Work to complete ->
Go over the entries below line by line, copying each one that contains the word "JSON".

Record excerpts ->

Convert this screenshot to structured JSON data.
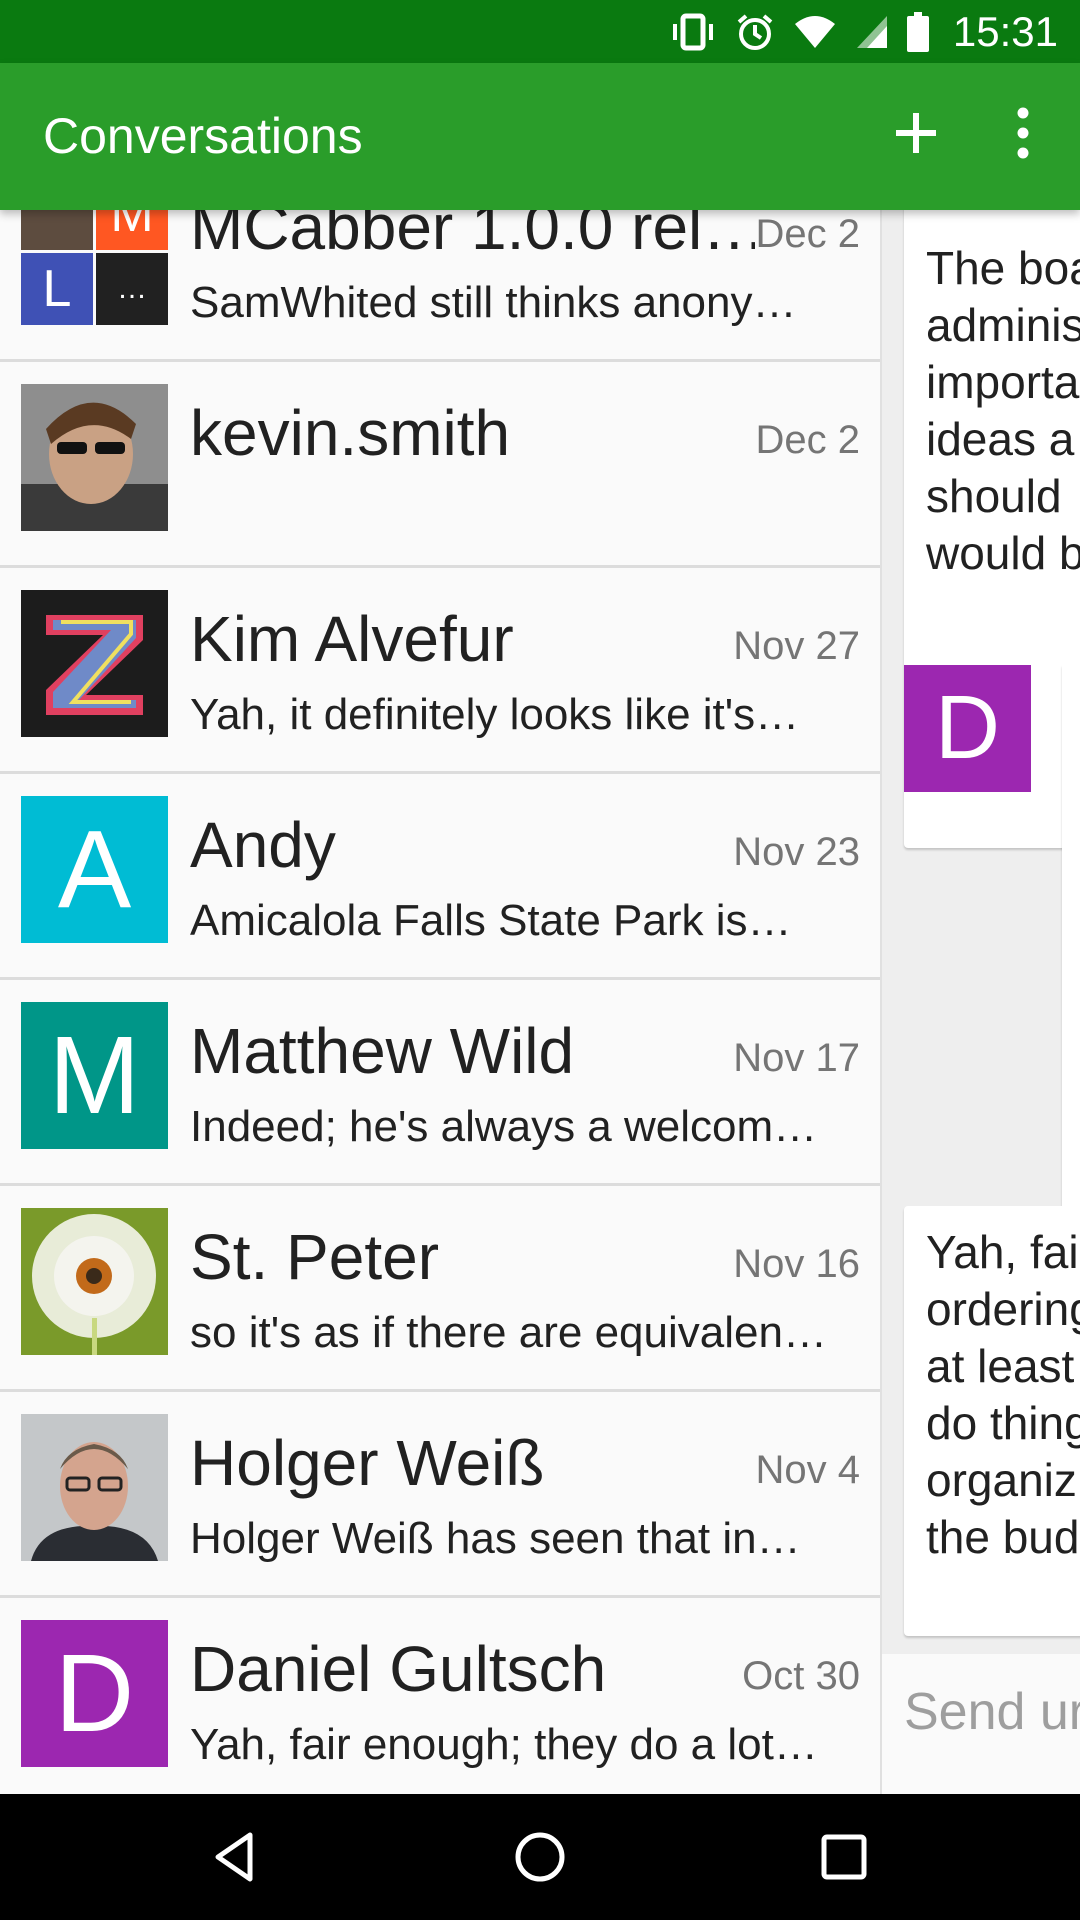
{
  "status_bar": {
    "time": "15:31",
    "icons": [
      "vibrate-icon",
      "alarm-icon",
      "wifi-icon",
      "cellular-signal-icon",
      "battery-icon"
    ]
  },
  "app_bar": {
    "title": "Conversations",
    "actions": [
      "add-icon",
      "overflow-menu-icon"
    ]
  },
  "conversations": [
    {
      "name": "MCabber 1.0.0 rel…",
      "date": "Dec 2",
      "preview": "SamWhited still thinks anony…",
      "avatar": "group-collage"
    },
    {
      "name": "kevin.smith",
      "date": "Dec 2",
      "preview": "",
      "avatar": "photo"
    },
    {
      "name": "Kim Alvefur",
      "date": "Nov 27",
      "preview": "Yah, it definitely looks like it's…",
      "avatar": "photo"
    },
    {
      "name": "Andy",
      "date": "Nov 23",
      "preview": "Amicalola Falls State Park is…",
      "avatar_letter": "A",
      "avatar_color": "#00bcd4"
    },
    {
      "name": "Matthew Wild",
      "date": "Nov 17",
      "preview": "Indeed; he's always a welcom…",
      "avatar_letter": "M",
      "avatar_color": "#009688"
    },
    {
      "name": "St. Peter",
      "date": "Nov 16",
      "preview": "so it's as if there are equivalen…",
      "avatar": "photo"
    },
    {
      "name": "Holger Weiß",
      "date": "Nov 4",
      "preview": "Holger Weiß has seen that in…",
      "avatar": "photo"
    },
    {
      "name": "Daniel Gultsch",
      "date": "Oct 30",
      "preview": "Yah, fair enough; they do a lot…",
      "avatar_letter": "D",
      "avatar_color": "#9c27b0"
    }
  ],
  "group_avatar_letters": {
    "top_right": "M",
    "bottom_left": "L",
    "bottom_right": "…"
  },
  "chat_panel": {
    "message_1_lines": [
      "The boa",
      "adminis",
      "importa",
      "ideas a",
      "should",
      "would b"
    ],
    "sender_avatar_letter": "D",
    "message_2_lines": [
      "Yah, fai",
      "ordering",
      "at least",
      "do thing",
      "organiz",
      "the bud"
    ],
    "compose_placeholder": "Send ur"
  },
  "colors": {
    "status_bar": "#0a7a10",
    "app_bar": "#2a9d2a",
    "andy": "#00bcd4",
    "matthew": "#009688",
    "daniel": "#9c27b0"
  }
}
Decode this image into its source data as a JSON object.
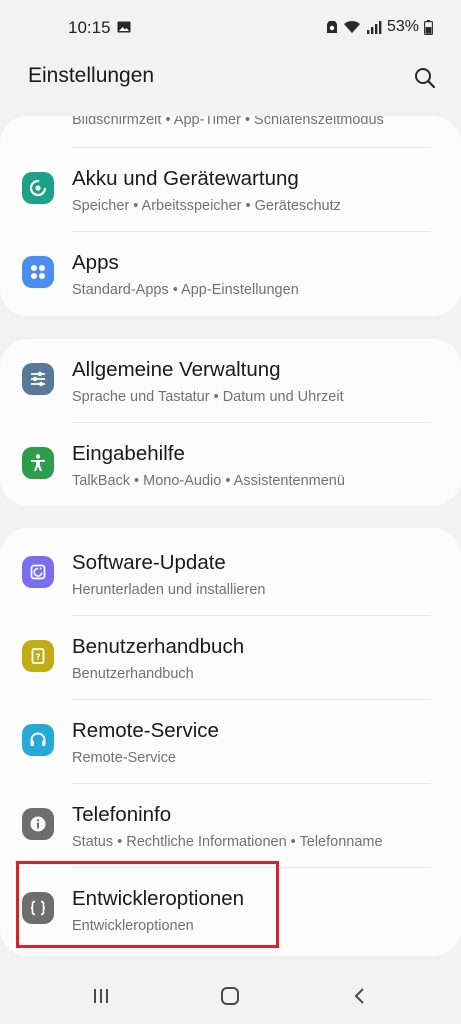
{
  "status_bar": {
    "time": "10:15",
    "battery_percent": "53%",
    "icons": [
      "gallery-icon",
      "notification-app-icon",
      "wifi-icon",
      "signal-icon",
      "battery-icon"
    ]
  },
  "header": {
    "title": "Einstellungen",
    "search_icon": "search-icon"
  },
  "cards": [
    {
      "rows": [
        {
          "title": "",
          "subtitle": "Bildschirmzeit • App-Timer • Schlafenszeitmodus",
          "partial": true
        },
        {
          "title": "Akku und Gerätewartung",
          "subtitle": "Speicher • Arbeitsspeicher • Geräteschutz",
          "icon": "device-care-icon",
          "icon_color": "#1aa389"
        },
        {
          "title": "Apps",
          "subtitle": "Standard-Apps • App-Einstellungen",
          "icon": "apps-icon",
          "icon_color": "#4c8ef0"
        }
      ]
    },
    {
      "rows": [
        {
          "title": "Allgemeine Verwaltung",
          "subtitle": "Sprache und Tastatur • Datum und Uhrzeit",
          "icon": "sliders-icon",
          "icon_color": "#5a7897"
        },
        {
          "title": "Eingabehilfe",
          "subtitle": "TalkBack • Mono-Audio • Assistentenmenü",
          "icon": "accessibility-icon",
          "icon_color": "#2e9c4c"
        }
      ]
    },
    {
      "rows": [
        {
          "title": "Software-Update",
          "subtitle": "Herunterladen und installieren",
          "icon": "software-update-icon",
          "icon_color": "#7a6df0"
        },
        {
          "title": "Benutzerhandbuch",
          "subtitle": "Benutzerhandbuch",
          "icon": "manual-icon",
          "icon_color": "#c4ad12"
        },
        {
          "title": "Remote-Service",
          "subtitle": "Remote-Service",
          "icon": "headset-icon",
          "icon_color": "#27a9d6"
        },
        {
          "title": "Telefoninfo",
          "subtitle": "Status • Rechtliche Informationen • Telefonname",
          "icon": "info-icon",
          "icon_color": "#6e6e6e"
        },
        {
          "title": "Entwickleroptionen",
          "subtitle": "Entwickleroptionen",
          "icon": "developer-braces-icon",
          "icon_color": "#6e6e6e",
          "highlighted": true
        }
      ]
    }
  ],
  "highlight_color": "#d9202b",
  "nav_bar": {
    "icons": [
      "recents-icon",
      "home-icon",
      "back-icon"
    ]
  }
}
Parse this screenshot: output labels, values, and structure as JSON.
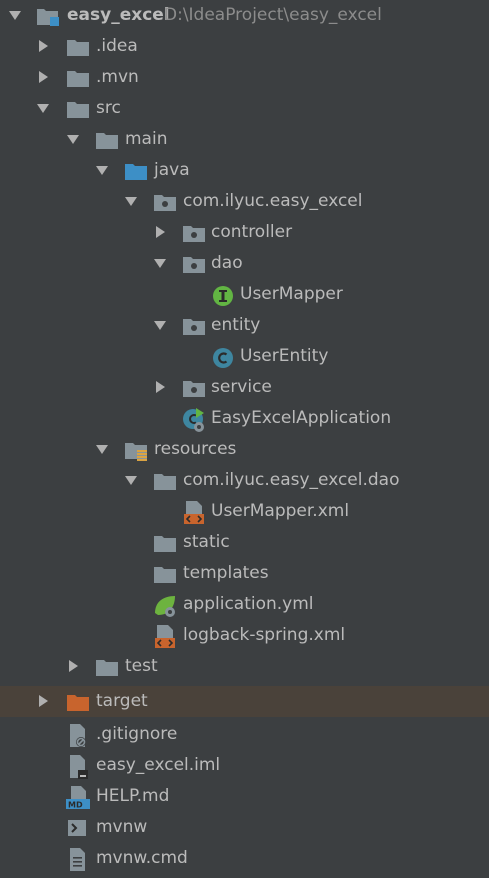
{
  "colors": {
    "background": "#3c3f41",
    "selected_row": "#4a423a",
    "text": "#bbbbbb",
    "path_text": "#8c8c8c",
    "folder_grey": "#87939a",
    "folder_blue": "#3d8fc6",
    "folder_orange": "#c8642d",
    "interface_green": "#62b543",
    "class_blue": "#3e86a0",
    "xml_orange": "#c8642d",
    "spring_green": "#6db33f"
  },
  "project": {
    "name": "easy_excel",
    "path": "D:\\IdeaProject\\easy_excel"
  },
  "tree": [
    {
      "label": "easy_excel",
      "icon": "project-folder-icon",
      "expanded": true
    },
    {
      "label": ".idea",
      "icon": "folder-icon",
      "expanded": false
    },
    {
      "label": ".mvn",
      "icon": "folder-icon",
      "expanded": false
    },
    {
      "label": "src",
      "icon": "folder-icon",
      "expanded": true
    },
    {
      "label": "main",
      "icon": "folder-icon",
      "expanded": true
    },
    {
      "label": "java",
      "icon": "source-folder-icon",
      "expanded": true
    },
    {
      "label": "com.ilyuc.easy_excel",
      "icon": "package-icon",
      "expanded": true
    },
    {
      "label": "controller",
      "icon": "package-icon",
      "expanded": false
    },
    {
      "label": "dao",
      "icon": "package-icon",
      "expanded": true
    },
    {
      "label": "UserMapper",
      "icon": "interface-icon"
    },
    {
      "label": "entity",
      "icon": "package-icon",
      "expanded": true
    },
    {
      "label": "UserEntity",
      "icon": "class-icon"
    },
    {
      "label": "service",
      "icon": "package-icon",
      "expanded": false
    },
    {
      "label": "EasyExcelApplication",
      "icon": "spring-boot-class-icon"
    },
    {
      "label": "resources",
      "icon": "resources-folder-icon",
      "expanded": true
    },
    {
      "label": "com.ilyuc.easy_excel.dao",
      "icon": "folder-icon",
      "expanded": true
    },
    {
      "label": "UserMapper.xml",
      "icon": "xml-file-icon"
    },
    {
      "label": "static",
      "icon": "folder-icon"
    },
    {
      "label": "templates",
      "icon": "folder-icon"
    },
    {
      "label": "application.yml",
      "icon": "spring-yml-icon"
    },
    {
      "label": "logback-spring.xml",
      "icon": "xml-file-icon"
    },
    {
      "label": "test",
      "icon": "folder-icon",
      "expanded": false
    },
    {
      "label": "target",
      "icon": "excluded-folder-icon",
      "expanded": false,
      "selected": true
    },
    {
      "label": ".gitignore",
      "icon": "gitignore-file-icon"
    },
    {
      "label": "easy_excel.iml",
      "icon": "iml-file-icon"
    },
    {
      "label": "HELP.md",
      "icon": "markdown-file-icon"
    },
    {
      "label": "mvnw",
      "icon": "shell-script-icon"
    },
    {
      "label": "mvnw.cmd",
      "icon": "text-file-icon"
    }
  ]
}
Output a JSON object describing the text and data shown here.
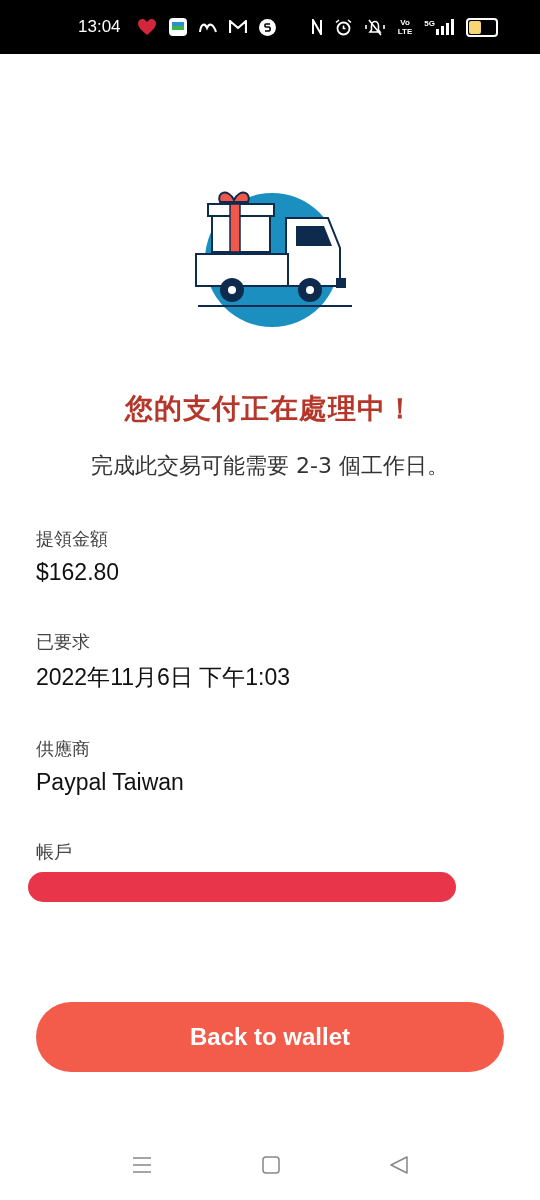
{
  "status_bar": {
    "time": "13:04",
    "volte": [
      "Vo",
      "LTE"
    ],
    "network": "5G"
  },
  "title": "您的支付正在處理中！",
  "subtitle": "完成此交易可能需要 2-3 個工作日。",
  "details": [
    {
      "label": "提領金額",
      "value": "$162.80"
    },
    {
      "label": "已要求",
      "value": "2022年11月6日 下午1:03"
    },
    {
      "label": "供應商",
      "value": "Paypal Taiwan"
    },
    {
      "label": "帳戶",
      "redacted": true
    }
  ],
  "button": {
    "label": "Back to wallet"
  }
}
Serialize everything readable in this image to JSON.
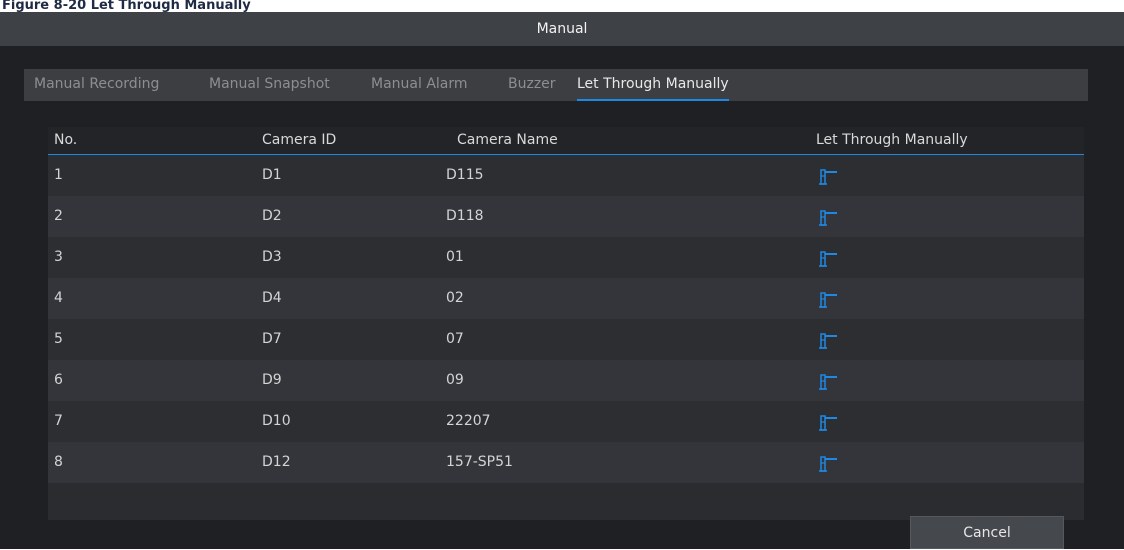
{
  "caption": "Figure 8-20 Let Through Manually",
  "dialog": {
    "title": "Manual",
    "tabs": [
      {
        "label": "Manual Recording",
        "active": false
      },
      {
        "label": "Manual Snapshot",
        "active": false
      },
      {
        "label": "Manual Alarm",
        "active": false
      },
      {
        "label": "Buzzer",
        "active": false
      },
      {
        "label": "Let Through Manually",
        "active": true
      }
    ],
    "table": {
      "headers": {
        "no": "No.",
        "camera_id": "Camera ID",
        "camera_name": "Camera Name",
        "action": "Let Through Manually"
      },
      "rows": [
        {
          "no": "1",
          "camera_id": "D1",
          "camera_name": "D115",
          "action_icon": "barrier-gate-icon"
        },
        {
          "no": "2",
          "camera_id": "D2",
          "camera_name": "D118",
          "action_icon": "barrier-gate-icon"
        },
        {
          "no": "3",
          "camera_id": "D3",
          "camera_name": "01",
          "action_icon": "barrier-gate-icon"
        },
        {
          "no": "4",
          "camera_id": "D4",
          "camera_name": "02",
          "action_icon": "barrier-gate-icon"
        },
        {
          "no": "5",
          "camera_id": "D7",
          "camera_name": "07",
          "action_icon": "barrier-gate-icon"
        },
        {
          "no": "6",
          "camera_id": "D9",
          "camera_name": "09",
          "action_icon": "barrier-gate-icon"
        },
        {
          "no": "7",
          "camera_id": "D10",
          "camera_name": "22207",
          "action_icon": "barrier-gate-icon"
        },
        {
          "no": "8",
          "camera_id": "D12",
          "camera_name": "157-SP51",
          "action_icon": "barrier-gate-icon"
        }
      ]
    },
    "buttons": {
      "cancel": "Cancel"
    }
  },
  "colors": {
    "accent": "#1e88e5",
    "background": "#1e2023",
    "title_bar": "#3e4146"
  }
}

Task output ->
Convert this screenshot to structured JSON data.
Decode this image into its source data as a JSON object.
Parse this screenshot: output labels, values, and structure as JSON.
Output a JSON object describing the text and data shown here.
Serialize everything readable in this image to JSON.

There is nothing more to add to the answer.